__Work to complete__: What is the number of lines in these entries that include "Pengguna"? Write that number and no other text.

__Given entries__:
================================

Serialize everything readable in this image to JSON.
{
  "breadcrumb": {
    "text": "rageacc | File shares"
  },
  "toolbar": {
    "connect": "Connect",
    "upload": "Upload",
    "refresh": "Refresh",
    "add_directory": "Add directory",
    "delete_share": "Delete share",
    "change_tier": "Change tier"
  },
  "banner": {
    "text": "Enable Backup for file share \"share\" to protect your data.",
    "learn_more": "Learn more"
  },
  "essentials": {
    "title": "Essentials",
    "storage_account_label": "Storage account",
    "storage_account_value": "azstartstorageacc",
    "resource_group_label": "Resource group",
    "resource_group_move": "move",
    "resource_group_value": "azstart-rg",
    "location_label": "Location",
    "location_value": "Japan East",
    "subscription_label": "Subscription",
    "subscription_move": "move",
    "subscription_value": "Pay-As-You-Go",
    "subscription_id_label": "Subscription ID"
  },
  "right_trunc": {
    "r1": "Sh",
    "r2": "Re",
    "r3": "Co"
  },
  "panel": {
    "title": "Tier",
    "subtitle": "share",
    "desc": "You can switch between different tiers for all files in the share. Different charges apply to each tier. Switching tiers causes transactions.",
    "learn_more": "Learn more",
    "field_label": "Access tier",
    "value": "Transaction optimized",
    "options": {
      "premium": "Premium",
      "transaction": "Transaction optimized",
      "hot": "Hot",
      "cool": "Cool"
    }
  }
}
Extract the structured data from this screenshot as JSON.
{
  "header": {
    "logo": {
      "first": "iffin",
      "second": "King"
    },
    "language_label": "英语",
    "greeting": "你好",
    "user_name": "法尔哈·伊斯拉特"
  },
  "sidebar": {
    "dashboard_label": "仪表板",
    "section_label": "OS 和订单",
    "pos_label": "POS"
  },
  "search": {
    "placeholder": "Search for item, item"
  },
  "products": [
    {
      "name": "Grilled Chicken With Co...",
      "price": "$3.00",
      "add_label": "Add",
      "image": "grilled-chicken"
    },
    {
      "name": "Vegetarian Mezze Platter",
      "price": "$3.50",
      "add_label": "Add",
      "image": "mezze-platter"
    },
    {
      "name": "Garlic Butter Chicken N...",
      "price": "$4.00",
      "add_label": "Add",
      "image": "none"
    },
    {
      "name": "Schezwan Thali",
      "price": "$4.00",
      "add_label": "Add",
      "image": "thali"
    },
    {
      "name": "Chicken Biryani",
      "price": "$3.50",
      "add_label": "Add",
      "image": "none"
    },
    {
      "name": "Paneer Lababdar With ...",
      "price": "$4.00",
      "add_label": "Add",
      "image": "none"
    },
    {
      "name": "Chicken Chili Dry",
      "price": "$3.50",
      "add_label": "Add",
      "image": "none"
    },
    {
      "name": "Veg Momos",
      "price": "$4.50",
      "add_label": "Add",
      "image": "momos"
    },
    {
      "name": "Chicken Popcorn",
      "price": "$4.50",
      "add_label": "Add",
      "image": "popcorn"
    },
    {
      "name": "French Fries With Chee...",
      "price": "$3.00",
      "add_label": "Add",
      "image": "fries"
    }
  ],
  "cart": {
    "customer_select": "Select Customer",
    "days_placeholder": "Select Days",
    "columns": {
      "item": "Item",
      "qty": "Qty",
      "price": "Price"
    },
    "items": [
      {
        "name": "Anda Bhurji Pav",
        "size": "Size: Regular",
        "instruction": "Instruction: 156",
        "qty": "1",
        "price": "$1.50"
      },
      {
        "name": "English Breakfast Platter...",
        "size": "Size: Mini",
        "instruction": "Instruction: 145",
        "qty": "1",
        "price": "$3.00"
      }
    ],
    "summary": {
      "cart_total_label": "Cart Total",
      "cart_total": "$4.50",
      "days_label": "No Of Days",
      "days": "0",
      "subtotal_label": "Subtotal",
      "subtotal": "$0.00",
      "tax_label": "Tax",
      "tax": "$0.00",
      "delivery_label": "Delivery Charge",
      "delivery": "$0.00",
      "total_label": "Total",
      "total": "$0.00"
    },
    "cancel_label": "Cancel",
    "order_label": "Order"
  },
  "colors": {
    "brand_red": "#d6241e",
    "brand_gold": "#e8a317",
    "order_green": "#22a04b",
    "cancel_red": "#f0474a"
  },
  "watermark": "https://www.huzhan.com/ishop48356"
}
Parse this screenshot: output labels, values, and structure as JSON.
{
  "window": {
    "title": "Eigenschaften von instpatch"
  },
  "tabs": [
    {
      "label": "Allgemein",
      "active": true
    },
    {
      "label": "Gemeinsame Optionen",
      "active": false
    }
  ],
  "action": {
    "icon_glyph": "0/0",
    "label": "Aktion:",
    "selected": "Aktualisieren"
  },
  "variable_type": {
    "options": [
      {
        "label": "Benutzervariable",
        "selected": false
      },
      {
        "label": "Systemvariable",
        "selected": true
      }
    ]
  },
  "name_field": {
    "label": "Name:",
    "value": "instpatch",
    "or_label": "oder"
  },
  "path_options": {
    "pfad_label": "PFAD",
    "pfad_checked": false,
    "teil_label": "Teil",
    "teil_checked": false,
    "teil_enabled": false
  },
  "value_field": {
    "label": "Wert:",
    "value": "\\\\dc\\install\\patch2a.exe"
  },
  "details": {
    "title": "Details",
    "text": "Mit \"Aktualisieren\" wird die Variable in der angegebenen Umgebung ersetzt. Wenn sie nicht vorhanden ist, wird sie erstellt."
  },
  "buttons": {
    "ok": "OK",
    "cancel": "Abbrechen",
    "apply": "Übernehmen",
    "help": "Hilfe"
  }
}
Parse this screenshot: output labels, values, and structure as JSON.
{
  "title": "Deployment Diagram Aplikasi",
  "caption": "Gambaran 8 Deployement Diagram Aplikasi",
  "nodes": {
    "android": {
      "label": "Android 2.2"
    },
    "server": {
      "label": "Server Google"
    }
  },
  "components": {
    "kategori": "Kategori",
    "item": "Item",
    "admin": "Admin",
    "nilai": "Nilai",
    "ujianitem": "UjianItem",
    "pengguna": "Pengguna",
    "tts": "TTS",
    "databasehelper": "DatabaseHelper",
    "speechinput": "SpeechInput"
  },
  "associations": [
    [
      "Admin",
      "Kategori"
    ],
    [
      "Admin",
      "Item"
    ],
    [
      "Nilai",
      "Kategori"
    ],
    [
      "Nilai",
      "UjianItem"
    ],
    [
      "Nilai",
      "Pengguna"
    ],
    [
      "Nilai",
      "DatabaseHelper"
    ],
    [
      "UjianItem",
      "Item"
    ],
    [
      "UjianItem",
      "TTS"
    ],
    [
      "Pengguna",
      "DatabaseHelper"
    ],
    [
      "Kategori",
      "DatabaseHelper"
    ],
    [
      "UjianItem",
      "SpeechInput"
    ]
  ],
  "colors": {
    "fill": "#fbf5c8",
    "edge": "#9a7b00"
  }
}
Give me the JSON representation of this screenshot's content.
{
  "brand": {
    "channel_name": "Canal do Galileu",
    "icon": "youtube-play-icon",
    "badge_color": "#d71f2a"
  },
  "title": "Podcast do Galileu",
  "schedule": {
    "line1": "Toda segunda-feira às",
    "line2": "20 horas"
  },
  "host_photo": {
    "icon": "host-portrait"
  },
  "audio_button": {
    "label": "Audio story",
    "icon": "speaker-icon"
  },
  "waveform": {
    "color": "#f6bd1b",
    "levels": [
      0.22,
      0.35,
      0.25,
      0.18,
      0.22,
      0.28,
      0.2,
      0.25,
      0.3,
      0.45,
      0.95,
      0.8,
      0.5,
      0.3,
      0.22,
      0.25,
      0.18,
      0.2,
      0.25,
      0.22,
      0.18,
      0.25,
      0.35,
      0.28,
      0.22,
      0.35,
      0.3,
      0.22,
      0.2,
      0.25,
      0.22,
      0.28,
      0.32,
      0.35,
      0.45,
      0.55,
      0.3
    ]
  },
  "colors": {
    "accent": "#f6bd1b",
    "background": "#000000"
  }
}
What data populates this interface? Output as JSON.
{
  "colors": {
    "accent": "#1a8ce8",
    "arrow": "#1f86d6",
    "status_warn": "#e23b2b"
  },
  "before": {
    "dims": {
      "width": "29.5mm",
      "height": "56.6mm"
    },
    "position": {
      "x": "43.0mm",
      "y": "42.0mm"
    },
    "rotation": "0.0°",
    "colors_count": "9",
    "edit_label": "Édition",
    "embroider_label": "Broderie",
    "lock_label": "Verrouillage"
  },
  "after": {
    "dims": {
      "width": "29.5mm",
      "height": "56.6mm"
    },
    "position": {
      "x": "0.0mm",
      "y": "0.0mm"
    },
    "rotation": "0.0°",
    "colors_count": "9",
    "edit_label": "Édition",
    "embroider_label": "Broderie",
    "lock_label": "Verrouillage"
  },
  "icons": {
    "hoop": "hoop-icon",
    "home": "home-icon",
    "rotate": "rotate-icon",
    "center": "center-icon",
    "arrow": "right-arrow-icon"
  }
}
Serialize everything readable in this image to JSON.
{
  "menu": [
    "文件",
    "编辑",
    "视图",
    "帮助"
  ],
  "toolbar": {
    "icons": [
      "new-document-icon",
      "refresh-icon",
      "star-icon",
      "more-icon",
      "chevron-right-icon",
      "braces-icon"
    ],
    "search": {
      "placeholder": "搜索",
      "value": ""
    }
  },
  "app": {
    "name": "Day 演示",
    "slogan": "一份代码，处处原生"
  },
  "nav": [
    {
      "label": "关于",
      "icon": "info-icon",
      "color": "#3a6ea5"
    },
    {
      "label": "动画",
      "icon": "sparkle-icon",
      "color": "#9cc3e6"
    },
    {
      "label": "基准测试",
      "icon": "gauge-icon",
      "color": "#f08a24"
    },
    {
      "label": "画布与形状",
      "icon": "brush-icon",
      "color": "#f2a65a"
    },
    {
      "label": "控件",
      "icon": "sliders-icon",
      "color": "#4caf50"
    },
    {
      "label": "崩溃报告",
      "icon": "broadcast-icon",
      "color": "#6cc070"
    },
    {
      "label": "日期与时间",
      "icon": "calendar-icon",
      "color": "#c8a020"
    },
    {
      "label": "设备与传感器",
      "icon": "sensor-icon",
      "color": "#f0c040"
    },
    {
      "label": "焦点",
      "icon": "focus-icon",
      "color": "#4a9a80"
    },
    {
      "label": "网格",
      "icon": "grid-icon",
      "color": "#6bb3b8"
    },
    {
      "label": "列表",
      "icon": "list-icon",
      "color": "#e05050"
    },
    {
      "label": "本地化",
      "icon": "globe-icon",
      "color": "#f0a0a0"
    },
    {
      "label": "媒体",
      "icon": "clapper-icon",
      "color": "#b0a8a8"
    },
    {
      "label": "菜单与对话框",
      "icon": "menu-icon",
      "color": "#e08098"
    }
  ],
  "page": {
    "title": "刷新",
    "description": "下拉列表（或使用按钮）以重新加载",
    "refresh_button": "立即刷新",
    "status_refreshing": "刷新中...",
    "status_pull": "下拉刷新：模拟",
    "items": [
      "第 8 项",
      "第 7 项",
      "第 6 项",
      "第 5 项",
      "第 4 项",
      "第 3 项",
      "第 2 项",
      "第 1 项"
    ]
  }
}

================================

__Written response__: 3